Dataset excerpts
--
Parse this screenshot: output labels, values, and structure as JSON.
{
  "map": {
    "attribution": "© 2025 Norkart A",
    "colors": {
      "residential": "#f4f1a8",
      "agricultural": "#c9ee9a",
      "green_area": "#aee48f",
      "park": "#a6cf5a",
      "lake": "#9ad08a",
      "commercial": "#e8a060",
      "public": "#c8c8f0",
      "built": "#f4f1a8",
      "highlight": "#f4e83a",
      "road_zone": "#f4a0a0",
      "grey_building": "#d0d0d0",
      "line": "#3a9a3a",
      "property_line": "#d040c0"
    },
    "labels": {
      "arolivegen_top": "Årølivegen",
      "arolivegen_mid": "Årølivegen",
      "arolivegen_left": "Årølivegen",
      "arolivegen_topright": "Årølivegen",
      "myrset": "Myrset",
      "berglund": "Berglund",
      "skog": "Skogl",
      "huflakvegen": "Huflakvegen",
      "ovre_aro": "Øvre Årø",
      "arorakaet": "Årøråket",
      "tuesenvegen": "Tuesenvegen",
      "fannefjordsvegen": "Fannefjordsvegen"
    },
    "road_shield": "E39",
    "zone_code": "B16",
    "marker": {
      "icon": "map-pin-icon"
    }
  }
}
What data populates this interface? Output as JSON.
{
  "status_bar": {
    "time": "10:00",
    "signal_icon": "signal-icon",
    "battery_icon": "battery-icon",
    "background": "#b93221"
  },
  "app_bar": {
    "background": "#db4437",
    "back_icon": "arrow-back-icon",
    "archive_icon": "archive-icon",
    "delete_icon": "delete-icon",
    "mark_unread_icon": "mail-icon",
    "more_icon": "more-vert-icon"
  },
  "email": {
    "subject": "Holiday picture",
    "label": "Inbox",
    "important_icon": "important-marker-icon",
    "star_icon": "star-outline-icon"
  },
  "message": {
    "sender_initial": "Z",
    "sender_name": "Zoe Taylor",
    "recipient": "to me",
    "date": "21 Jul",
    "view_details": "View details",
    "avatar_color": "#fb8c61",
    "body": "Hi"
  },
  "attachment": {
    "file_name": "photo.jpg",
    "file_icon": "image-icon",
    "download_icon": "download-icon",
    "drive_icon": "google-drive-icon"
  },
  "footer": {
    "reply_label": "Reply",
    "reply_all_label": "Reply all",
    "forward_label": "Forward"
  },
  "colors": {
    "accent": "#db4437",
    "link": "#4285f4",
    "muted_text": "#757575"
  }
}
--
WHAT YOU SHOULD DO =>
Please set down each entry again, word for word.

REPLY =>
Parse this screenshot: output labels, values, and structure as JSON.
{
  "map": {
    "attribution": "© 2025 Norkart A",
    "colors": {
      "residential": "#f4f1a8",
      "agricultural": "#c9ee9a",
      "green_area": "#aee48f",
      "park": "#a6cf5a",
      "lake": "#9ad08a",
      "commercial": "#e8a060",
      "public": "#c8c8f0",
      "built": "#f4f1a8",
      "highlight": "#f4e83a",
      "road_zone": "#f4a0a0",
      "grey_building": "#d0d0d0",
      "line": "#3a9a3a",
      "property_line": "#d040c0"
    },
    "labels": {
      "arolivegen_top": "Årølivegen",
      "arolivegen_mid": "Årølivegen",
      "arolivegen_left": "Årølivegen",
      "arolivegen_topright": "Årølivegen",
      "myrset": "Myrset",
      "berglund": "Berglund",
      "skog": "Skogl",
      "huflakvegen": "Huflakvegen",
      "ovre_aro": "Øvre Årø",
      "arorakaet": "Årøråket",
      "tuesenvegen": "Tuesenvegen",
      "fannefjordsvegen": "Fannefjordsvegen"
    },
    "road_shield": "E39",
    "zone_code": "B16",
    "marker": {
      "icon": "map-pin-icon"
    }
  }
}
What data populates this interface? Output as JSON.
{
  "status_bar": {
    "time": "10:00",
    "signal_icon": "signal-icon",
    "battery_icon": "battery-icon",
    "background": "#b93221"
  },
  "app_bar": {
    "background": "#db4437",
    "back_icon": "arrow-back-icon",
    "archive_icon": "archive-icon",
    "delete_icon": "delete-icon",
    "mark_unread_icon": "mail-icon",
    "more_icon": "more-vert-icon"
  },
  "email": {
    "subject": "Holiday picture",
    "label": "Inbox",
    "important_icon": "important-marker-icon",
    "star_icon": "star-outline-icon"
  },
  "message": {
    "sender_initial": "Z",
    "sender_name": "Zoe Taylor",
    "recipient": "to me",
    "date": "21 Jul",
    "view_details": "View details",
    "avatar_color": "#fb8c61",
    "body": "Hi"
  },
  "attachment": {
    "file_name": "photo.jpg",
    "file_icon": "image-icon",
    "download_icon": "download-icon",
    "drive_icon": "google-drive-icon"
  },
  "footer": {
    "reply_label": "Reply",
    "reply_all_label": "Reply all",
    "forward_label": "Forward"
  },
  "colors": {
    "accent": "#db4437",
    "link": "#4285f4",
    "muted_text": "#757575"
  }
}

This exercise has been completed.